It is true that a lot of the agitators are from out of town, but they aren’t just from ANTIFA strongholds and Black Lives Matter headquarters. They’re from newsrooms in New York and Washington, D.C. They saw an opportunity to further stoke division against Republicans, who hold zero power where Floyd’s death took place. They saw ratings, they saw November and Donald Trump. They’ve spent years piling up barrels of gasoline and took another opportunity to flick a cigarette butt into it.

I could cite statistics about how more unarmed white people are killed by police every year than any other group (they’re all in my book), but that doesn’t matter. We’re dealing with emotions and an unscrupulous left that has declared any fact inconvenient to be racist. We’re dealing with well-funded professional agitators and protesters who know exactly how to whip up an angry mob. And we’re dealing with feckless leaders who are willing to let cities commit suicide for their political causes. (How’s Ferguson, Missouri, doing these days? You don’t know because it’s no longer useful to the left.)

Care about what happens in this country because you’re a citizen of this country, period. Your neighbors and where you live are your community no matter what the people around you look like or do. I care that a man was killed. His skin color is irrelevant. If you only care about a death that shouldn’t have been based on whether or not the victim looks or identifies a certain way, you’re the racist. You’re the bigot.

Society isn’t out to get or keep anyone down; society doesn’t know or care that any of us exist – it just is. Your life is 99 percent the culmination of the actions you’ve taken and the decisions you’ve made, nothing more. You either accept that and live your life accordingly, or you end up being trampled and used by the very people who are telling you that you can’t get ahead without electing them to keep those evil societal forces at bay.

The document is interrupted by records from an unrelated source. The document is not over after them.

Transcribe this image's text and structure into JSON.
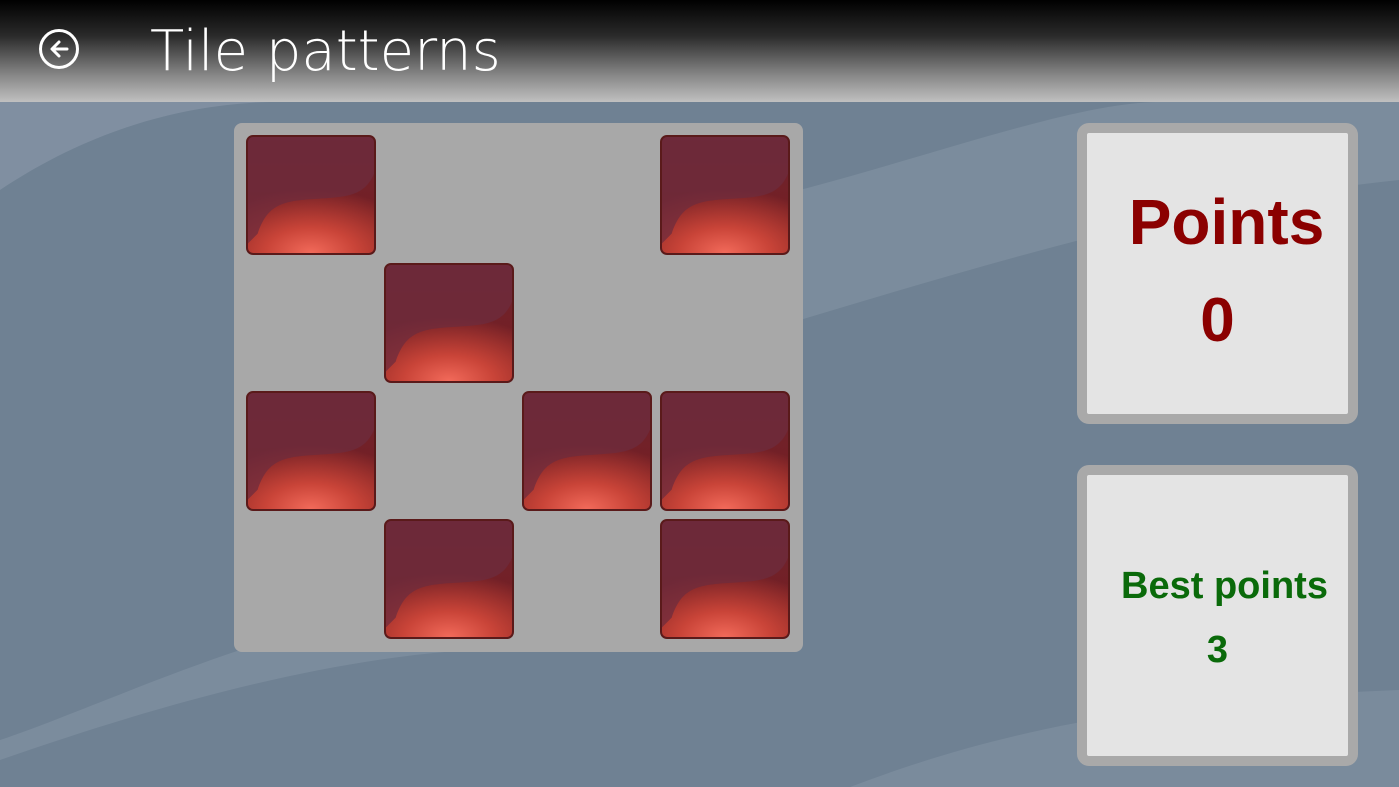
{
  "header": {
    "title": "Tile patterns",
    "back_icon": "back-arrow-icon"
  },
  "board": {
    "rows": 4,
    "columns": 4,
    "tiles": [
      {
        "row": 0,
        "col": 0,
        "active": true
      },
      {
        "row": 0,
        "col": 1,
        "active": false
      },
      {
        "row": 0,
        "col": 2,
        "active": false
      },
      {
        "row": 0,
        "col": 3,
        "active": true
      },
      {
        "row": 1,
        "col": 0,
        "active": false
      },
      {
        "row": 1,
        "col": 1,
        "active": true
      },
      {
        "row": 1,
        "col": 2,
        "active": false
      },
      {
        "row": 1,
        "col": 3,
        "active": false
      },
      {
        "row": 2,
        "col": 0,
        "active": true
      },
      {
        "row": 2,
        "col": 1,
        "active": false
      },
      {
        "row": 2,
        "col": 2,
        "active": true
      },
      {
        "row": 2,
        "col": 3,
        "active": true
      },
      {
        "row": 3,
        "col": 0,
        "active": false
      },
      {
        "row": 3,
        "col": 1,
        "active": true
      },
      {
        "row": 3,
        "col": 2,
        "active": false
      },
      {
        "row": 3,
        "col": 3,
        "active": true
      }
    ],
    "tile_color": "#b8362f"
  },
  "score": {
    "points_label": "Points",
    "points_value": "0",
    "points_color": "#8b0000",
    "best_label": "Best points",
    "best_value": "3",
    "best_color": "#0a6a0a"
  },
  "colors": {
    "background": "#6f8193",
    "board": "#a8a8a8",
    "panel": "#e4e4e4"
  }
}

Because if it were really out to destroy these “communities” Democrats proclaim themselves to be the champions and defenders of, I’m not sure what “society” could have done differently to destroy lives than Democrats literally have done with their generational political control. Liberalism kills.

Derek Hunter is the host of a free daily podcast (subscribe!), host of a daily radio show on WCBM in Maryland, and author of the book, Outrage, INC., which exposes how liberals use fear and hatred to manipulate the masses.